      until John. Since that time the Kingdom of God is gospelized, and everyone
      forces into it."

      Here, we have two eras: (1) the now ended era of an old revelation
      consisting of the Law of Moses and the writings of the Prophets, and (2) the
      now begun era of a new revelation--the gospel.

      If (as suggested) Luke 16:16 relates to the second part of Jesus' response
      to the questioners, then the "new wine", which consists of the logoi (words)
      of God, must be the gospel.

      Indeed, Mark provides us with evidence that, Jesus believed, the gospel
      consists of the logoi (words) of God.

      Particularly important is Mark 8:35-38, where Mark has Jesus first say the
      phrase, "on account of me and of the gospel" and then has him, later, say
      the phrase, "of me and my logoi (words)". The parallelism between these two
      phrases indicates that the gospel = the logoi/words (of God).

      So, to summarize, Jesus, in his response to the questioners, appears to be
      criticising the fundamental Therapeutic belief that there are two levels of
      meaning to the laws of the Torah: (1) the outer literal level of meaning
      which is like the body, and (2) the inner symbolic level of meaning which is
      like the soul and which consists of the Word (Logos) of God, as speech, and
      as broken-down into its component thoughts that are the words (logoi).
      Rather, he maintained, they are two separate revelations: the literal
      ordinances of the Law being the first revelation and the logoi (words) of
      God being a second revelation (which, elsewhere he calls the gospel). The
      second revelation has been revealed by the Logos, incarnate on earth in the
      person of himself. The first revelation belonged to an era that has now
      ended, while the second revelation belongs to an era that has now begun.

      WHERE DID "THEY" RESIDE?

      Mark does not tell us where the people who came to question Jesus resided.
      However, since he speaks of them immediately after Mark 2:15-17 (which takes
      place at a house in or near Capernaum), the likelihood is that they resided
      in or near Capernaum..


      SUMMARY

      In Mark 2:28-22, I suggest, some Therapeutae come to question Jesus as to
      why, unlike the disciples of John the Baptist and the Pharisees, his
      disciples don't fast. They went to the trouble of going to Jesus to ask him
      this question because, being zealous fasters, they were upset over learning
      that his disciples weren't fasting..

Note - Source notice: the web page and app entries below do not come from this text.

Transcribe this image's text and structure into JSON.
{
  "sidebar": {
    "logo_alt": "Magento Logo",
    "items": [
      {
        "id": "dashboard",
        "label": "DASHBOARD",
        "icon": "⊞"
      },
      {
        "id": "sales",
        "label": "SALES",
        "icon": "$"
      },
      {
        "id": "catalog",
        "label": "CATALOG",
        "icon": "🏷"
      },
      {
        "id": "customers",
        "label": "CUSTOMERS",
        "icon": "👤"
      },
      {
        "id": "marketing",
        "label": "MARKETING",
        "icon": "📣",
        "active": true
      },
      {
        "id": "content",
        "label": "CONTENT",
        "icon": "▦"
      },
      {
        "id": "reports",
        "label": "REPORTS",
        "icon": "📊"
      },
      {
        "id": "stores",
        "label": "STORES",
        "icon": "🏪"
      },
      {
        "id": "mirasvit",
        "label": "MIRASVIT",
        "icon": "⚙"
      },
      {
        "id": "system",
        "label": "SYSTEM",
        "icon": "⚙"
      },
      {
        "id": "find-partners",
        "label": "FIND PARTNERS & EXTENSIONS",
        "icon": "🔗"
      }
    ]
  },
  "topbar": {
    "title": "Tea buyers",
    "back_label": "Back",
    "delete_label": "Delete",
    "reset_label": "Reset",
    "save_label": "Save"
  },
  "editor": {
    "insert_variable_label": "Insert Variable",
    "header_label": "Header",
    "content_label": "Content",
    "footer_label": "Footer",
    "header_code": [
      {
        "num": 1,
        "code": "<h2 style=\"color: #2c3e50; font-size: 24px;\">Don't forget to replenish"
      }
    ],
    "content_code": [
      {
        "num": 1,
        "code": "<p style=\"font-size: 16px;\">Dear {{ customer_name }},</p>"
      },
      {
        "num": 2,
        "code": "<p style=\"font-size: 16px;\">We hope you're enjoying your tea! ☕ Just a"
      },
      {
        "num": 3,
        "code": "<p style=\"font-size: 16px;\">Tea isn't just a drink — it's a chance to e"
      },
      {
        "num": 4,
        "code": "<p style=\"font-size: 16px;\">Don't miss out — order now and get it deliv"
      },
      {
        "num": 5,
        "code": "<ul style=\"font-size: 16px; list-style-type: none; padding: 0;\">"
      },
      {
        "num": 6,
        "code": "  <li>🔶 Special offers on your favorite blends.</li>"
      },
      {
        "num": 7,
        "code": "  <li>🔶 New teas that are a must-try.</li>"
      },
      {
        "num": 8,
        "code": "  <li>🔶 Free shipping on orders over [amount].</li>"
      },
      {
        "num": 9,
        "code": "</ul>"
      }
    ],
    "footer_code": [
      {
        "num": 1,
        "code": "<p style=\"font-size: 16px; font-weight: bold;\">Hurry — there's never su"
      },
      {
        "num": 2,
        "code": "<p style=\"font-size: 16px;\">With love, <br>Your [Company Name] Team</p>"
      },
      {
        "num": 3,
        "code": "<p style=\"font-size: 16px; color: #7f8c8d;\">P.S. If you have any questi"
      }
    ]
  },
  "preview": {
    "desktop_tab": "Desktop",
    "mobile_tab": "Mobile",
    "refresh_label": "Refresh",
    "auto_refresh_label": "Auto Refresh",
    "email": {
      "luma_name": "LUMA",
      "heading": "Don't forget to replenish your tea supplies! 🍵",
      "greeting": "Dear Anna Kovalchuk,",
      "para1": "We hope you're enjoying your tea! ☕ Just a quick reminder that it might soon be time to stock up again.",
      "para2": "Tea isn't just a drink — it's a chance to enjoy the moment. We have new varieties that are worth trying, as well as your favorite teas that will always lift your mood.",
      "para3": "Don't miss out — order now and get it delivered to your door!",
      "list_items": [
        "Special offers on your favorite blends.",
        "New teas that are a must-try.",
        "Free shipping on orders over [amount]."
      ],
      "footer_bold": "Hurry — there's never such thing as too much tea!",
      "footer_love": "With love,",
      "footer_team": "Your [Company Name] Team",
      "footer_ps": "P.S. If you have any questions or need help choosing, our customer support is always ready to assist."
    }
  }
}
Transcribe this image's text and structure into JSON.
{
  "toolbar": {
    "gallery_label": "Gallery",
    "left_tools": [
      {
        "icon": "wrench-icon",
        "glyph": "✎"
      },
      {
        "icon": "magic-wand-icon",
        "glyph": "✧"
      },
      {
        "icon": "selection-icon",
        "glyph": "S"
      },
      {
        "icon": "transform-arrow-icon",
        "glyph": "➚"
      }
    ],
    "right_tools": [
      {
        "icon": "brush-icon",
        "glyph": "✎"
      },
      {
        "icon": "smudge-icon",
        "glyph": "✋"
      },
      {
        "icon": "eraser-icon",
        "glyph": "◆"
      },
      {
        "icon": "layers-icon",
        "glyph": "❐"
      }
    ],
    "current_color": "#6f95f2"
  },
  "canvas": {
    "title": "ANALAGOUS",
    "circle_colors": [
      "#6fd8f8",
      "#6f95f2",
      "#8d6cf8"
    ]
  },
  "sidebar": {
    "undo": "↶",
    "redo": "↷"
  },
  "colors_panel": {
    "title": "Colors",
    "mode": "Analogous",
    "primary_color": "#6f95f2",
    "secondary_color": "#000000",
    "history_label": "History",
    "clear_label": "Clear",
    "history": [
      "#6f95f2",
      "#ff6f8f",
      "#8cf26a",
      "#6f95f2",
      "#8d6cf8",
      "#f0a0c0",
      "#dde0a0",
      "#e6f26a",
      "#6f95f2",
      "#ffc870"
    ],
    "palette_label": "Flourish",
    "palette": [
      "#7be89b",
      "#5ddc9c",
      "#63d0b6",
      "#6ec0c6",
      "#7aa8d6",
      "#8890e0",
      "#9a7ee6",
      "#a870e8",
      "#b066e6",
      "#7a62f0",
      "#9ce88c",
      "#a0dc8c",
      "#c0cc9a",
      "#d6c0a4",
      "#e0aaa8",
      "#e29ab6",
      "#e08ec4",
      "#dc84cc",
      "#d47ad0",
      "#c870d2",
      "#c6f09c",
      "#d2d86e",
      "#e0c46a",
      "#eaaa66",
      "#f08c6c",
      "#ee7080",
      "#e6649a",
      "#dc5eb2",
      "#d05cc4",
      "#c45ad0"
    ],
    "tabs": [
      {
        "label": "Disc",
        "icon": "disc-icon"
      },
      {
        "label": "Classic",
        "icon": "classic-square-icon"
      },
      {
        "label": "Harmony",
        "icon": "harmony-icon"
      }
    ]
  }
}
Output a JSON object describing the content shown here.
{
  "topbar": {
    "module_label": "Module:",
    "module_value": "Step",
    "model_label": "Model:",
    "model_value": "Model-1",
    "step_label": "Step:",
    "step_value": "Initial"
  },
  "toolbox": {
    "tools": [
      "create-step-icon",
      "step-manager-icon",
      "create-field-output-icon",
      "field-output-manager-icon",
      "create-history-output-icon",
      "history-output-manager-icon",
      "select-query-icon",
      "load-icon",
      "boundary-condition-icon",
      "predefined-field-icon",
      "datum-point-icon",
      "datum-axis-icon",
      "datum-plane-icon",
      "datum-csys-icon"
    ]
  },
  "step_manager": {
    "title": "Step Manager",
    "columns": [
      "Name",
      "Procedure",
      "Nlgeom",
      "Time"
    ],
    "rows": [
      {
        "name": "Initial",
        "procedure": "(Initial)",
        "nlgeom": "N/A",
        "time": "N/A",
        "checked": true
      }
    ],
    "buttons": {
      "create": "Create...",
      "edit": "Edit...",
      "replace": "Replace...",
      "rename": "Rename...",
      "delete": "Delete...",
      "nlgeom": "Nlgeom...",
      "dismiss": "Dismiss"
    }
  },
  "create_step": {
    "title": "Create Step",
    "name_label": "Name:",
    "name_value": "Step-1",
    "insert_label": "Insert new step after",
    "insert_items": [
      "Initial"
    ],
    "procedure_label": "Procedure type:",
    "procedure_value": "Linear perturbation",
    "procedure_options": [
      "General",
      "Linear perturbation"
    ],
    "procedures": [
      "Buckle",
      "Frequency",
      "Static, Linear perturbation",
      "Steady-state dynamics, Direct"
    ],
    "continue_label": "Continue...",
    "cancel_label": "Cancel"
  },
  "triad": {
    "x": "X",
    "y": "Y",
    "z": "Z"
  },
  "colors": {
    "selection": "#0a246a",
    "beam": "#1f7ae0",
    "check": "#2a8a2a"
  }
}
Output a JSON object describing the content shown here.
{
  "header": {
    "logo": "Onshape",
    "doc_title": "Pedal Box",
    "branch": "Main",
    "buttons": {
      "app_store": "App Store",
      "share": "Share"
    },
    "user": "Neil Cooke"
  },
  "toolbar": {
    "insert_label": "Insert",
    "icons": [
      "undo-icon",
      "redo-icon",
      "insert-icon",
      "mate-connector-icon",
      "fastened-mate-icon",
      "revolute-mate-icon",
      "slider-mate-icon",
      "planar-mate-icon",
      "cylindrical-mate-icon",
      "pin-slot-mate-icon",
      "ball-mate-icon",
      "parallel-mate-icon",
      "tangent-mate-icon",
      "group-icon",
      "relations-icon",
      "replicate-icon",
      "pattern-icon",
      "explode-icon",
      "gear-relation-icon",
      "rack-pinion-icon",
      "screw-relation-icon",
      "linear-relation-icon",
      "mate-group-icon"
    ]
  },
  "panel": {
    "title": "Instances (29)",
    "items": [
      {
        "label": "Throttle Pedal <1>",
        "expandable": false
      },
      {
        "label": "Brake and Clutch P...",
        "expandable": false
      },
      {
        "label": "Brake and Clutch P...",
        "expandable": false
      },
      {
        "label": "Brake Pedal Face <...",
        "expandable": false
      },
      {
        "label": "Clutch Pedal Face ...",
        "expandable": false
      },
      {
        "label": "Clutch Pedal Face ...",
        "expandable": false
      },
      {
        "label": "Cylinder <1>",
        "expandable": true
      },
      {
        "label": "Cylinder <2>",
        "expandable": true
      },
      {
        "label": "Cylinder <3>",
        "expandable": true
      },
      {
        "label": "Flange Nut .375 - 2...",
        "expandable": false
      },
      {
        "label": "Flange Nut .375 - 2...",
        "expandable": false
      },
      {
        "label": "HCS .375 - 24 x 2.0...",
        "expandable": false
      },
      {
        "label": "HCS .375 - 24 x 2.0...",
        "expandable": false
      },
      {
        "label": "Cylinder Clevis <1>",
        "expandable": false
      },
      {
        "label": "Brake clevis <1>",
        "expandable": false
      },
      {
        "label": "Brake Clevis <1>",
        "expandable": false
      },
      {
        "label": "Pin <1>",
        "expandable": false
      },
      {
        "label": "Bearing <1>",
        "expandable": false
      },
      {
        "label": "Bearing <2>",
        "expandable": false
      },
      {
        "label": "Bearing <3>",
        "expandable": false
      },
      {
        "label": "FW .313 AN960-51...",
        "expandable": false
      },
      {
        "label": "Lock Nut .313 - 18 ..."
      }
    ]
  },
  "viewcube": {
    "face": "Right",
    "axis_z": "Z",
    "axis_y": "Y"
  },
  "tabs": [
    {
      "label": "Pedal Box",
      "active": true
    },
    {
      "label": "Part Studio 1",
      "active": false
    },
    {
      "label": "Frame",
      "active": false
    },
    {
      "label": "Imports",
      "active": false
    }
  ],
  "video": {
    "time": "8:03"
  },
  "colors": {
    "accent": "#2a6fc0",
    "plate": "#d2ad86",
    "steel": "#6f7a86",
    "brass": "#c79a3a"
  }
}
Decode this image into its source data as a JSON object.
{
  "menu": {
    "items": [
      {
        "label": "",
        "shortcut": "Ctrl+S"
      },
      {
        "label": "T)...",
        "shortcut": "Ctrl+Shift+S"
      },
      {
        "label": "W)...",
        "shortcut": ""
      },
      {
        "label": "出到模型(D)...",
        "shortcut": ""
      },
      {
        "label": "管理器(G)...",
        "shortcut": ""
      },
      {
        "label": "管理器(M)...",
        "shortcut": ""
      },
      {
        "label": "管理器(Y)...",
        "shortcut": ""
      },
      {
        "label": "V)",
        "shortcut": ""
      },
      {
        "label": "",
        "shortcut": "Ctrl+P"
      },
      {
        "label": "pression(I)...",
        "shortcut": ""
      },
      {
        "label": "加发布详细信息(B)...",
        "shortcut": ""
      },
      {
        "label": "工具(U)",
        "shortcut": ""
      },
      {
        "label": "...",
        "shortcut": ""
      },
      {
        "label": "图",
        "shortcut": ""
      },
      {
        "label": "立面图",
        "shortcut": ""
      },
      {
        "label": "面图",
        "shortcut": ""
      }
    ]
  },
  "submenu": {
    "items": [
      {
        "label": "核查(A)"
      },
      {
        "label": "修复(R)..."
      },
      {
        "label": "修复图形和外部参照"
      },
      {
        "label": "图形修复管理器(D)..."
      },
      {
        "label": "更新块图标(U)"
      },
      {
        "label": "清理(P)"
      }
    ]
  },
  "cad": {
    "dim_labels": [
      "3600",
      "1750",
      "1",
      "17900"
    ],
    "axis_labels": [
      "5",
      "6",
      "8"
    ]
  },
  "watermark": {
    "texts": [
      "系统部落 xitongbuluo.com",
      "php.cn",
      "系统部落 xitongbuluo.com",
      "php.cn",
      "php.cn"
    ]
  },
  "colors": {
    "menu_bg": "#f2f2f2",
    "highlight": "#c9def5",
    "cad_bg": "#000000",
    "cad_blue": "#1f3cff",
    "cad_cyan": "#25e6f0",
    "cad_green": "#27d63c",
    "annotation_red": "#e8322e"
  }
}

      In his response to them, Jesus first emphasises that he is not, in
      principle, against fasting. It's just that as long as he, the Logos, is
      incarnate on earth, it is not a proper time for fasting. However, once God
      takes him away from earth, then it will be acceptable to fast.

      Next, he criticises a Therapeutic doctrine that the Law has two levels of
      meaning: (1) the literal level, which regards the written ordinances, and
      (2) the inner spiritual level, which regards the Logos, as the speech of
      God, as broken down into the logoi (words) of God. Rather, he argues, the
      logoi (words) of God are a new revelation (which, elsewhere, he calls the
      gospel), that has been revealed by himself as the Logos incarnate on earth
      and, so, they ought not to be put in an inner level of the old revelation,
      i.e., the written ordinances of the Law. Instead, they ought to be placed
      in an inner level of a new kind of narrative, i.e., the parables. The old
      revelation belongs to an era that has now ended, while the new revelation
      belongs to an era that has now begun.

      Most likely, these Therapeutae resided in or near Capernaum.

      Frank McCoy
      1809 N. English Apt. 17
      Maplewood, MN USA 55109
    Your message has been successfully submitted and would be delivered to recipients shortly.